However, in recent months the probe seemed to have petered out. On Monday, Manhattan-based federal prosecutors overseeing the investigation told a federal judge there was no long a need for a court-appointed special master to oversee the sifting of records from Giuliani’s home and office because the investigation had essentially ended.

“The Government writes to notify the Court that the grand jury investigation that led to the issuance of the above-referenced warrants has concluded, and that based on information currently available to the Government, criminal charges are not forthcoming,” Assistant U.S. Attorney Rebekah Donaleski and other prosecutors wrote in a two-sentence letter to Judge J. Paul Oetken. The letter did not provide further details on why the probe was being dropped.

An attorney for Giuliani, Robert Costello, said the announcement was a vindication for the former mayor and one-time head of the very office that investigated him.

“Myself and Mayor Giuliani are pleased, but not surprised by the result,” Costello told POLITICO Monday afternoon. “They [prosecutors] deviated from office practice by filing this, which is what I had asked for for months….The guy’s reputation has been trashed over this kind of stuff and he deserves this statement and he got it today.”

Asked how prosecutors met the supposedly high bar of evidence needed to search an attorney’s office or email account, yet came up without enough evidence to charge a crime, Costello said he believes the U.S. Attorney’s office was tricked.

“I think the short answer you’re looking for is: somebody lied to them. Somebody gave them alleged probable cause to believe that Rudy Giuliani committed a crime….That’s clearly turned out not the be the case,” said Costello.

While Giuliani seems unlikely to face criminal charges, he continues to face a series of legal headaches from his activities following the 2020 presidential election. He’s been temporarily disbarred in New York state and in Washington, D.C., while bar discipline proceedings take place in connection with charges he advanced specious claims while seeking to undermine Biden’s victory.

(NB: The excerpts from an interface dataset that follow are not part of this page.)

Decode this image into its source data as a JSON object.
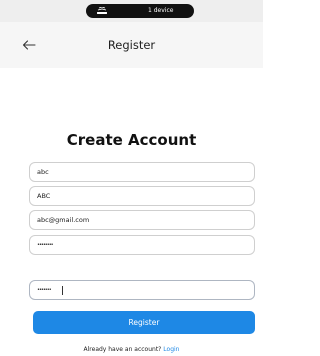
{
  "status_bar": {
    "devices": "1 device"
  },
  "app_bar": {
    "title": "Register",
    "back_icon": "arrow-left-icon"
  },
  "form": {
    "heading": "Create Account",
    "fields": [
      {
        "id": "first-name",
        "value": "abc"
      },
      {
        "id": "last-name",
        "value": "ABC"
      },
      {
        "id": "email",
        "value": "abc@gmail.com"
      },
      {
        "id": "password",
        "value": "••••••••"
      },
      {
        "id": "confirm-password",
        "value": "•••••••"
      }
    ],
    "submit_label": "Register"
  },
  "footer": {
    "prompt": "Already have an account?",
    "login_label": "Login"
  },
  "colors": {
    "accent": "#1e88e5",
    "status_bar_bg": "#eeeeee",
    "app_bar_bg": "#f6f6f6"
  }
}
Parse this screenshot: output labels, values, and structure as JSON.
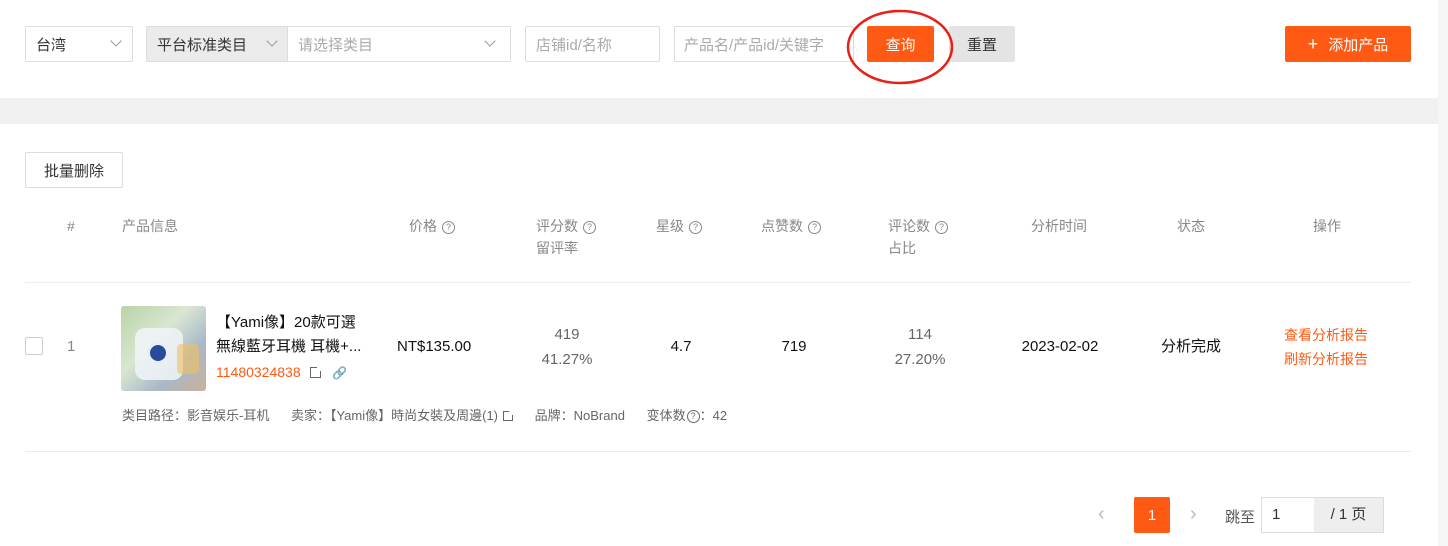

Giuliani is also facing civil defamation lawsuits over his claims that various voting machines were rigged to undercount Trump votes.

Four other men, including at least three associated of Giuliani, were sentenced to prison by Oetken in related investigations carried out by the same prosecutors.

Lev Parnas, who worked with Giuliani on Ukraine-related matters, was sentenced to a year and eight months in prison for various offenses including swindling backers of a venture called “Fraud Guarantee.” Giuliani took a $500,000 consulting fee for his work related to the business, but insisted that he was unaware of any fraud connected to the company.

Another man who was active in Giuliani’s Ukraine work, Igor Fruman, was sentenced to a year and a day in prison for soliciting a campaign contribution from a Russian national.

Oetken also sentenced David Correia to a year and a day in prison for false statements and wire fraud as part of the “Fraud Guarantee” business.

Continue

About the author

Lisa

Leave a Comment